=== Study material ===

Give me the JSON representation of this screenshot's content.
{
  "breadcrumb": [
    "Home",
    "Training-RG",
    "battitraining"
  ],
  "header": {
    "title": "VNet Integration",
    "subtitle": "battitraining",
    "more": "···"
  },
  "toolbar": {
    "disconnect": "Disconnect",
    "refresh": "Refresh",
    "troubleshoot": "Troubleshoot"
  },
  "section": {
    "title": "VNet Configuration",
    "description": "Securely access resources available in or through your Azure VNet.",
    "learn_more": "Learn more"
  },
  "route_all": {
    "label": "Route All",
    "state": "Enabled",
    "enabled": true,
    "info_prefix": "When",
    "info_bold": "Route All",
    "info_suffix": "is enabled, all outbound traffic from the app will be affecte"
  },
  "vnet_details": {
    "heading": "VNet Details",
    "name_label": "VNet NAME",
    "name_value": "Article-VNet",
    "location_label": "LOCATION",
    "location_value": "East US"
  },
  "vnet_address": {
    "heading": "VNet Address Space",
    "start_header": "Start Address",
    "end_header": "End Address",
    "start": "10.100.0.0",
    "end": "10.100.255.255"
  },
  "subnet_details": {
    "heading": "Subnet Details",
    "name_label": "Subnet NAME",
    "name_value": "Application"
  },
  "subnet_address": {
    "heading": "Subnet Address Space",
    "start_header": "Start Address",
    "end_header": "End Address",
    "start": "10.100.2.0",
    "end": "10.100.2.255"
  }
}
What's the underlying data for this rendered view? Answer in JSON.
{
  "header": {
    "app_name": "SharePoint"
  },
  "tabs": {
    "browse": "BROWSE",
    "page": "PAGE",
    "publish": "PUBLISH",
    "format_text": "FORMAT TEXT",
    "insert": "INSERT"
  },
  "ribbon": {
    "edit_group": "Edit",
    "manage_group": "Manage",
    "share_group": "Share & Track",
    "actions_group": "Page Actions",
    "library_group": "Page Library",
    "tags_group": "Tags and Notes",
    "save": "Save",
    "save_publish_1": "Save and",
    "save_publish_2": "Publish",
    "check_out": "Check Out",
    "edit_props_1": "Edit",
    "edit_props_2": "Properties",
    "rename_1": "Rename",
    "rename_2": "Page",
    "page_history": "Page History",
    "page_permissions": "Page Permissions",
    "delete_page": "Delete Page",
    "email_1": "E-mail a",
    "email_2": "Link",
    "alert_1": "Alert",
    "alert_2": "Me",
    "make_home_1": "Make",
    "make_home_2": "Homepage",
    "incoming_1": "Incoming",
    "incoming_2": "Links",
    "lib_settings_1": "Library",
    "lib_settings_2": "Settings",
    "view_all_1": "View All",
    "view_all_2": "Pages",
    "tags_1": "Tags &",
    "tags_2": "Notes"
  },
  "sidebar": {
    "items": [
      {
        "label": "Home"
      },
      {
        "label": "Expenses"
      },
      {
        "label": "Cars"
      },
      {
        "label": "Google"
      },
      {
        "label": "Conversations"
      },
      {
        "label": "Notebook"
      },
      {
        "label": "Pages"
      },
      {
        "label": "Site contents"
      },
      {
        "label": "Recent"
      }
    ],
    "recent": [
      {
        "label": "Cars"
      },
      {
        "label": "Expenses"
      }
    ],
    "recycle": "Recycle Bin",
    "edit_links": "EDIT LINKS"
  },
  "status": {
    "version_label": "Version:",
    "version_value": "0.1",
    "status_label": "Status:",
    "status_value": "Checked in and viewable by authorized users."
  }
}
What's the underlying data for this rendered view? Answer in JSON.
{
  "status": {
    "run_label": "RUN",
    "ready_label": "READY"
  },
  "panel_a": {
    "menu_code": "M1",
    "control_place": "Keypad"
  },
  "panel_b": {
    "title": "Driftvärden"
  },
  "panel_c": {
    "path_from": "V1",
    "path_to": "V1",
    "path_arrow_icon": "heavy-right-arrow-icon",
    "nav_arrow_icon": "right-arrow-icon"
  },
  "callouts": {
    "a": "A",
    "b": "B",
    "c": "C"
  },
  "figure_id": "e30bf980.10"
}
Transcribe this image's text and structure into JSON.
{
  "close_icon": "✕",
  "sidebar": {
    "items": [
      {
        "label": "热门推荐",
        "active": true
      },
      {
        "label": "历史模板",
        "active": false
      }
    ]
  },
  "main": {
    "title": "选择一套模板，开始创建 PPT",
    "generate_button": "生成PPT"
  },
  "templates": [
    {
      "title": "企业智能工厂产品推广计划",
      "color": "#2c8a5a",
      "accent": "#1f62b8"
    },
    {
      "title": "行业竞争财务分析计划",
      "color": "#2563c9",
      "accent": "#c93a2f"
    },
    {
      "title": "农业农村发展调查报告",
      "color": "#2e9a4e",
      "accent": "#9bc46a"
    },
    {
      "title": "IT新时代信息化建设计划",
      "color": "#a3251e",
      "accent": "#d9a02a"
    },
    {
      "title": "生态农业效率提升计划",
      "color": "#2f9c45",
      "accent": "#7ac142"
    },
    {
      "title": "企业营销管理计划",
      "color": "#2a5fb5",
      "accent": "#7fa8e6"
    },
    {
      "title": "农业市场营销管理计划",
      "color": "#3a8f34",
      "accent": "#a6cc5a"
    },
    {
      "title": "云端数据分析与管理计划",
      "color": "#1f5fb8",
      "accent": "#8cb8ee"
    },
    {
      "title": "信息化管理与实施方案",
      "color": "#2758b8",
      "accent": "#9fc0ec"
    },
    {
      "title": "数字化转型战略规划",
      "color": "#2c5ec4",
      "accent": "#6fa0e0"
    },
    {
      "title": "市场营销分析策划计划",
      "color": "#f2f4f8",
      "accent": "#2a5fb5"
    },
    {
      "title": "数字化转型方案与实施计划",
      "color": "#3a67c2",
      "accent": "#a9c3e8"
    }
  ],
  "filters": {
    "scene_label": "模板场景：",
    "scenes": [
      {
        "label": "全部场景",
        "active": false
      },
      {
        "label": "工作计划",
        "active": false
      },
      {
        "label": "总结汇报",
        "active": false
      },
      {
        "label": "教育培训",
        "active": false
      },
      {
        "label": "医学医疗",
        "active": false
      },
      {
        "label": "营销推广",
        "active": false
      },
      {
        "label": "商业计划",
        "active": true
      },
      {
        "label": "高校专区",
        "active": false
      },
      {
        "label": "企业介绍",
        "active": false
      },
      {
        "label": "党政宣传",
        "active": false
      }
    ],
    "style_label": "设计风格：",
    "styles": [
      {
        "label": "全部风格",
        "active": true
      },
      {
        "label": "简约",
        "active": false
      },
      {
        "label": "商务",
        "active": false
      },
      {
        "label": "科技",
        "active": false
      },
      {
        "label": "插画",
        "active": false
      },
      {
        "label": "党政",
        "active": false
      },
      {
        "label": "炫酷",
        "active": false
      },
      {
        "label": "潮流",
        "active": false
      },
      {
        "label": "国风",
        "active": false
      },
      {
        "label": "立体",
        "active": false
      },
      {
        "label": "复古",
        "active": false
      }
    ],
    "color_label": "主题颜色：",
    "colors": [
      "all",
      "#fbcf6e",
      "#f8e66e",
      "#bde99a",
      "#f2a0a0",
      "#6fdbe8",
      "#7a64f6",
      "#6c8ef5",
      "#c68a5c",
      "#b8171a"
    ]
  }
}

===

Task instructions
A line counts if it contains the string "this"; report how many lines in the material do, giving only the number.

Answer for the task
4